◆ Given entries:
= Beginning of Section =

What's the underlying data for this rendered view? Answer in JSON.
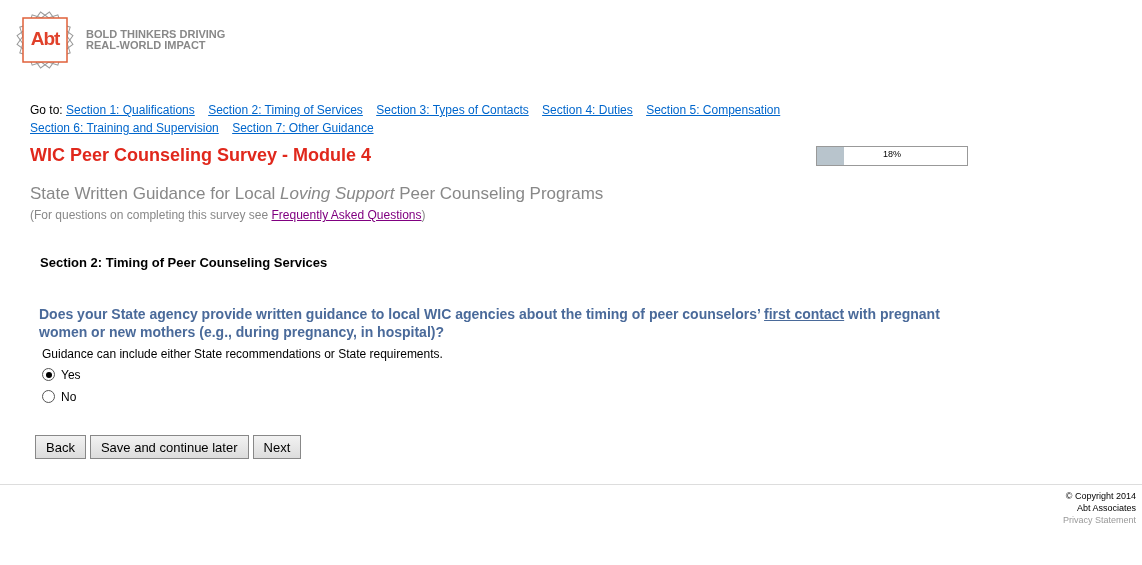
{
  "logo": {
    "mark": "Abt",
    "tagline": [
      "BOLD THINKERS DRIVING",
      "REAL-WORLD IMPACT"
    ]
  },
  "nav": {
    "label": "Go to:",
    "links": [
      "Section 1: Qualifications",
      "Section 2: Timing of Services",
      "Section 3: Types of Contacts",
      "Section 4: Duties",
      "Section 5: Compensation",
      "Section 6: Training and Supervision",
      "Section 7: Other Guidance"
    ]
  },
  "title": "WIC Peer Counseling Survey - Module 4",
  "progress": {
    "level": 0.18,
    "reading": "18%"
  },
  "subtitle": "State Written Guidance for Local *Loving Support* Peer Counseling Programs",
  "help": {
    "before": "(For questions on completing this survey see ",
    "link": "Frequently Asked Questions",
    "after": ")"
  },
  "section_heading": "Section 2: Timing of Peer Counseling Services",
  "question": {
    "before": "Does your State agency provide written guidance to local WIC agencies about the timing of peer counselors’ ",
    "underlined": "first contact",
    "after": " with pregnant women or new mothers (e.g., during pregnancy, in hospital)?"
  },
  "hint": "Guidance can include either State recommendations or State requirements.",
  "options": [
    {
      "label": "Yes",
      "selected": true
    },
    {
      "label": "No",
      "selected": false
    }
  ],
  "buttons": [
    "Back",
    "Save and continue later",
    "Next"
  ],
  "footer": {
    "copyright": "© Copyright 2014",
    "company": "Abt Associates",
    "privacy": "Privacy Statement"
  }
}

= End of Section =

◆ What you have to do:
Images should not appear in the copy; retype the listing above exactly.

◆ Result of the task:
What's the underlying data for this rendered view? Answer in JSON.
{
  "logo": {
    "mark": "Abt",
    "tagline": [
      "BOLD THINKERS DRIVING",
      "REAL-WORLD IMPACT"
    ]
  },
  "nav": {
    "label": "Go to:",
    "links": [
      "Section 1: Qualifications",
      "Section 2: Timing of Services",
      "Section 3: Types of Contacts",
      "Section 4: Duties",
      "Section 5: Compensation",
      "Section 6: Training and Supervision",
      "Section 7: Other Guidance"
    ]
  },
  "title": "WIC Peer Counseling Survey - Module 4",
  "progress": {
    "level": 0.18,
    "reading": "18%"
  },
  "subtitle": "State Written Guidance for Local *Loving Support* Peer Counseling Programs",
  "help": {
    "before": "(For questions on completing this survey see ",
    "link": "Frequently Asked Questions",
    "after": ")"
  },
  "section_heading": "Section 2: Timing of Peer Counseling Services",
  "question": {
    "before": "Does your State agency provide written guidance to local WIC agencies about the timing of peer counselors’ ",
    "underlined": "first contact",
    "after": " with pregnant women or new mothers (e.g., during pregnancy, in hospital)?"
  },
  "hint": "Guidance can include either State recommendations or State requirements.",
  "options": [
    {
      "label": "Yes",
      "selected": true
    },
    {
      "label": "No",
      "selected": false
    }
  ],
  "buttons": [
    "Back",
    "Save and continue later",
    "Next"
  ],
  "footer": {
    "copyright": "© Copyright 2014",
    "company": "Abt Associates",
    "privacy": "Privacy Statement"
  }
}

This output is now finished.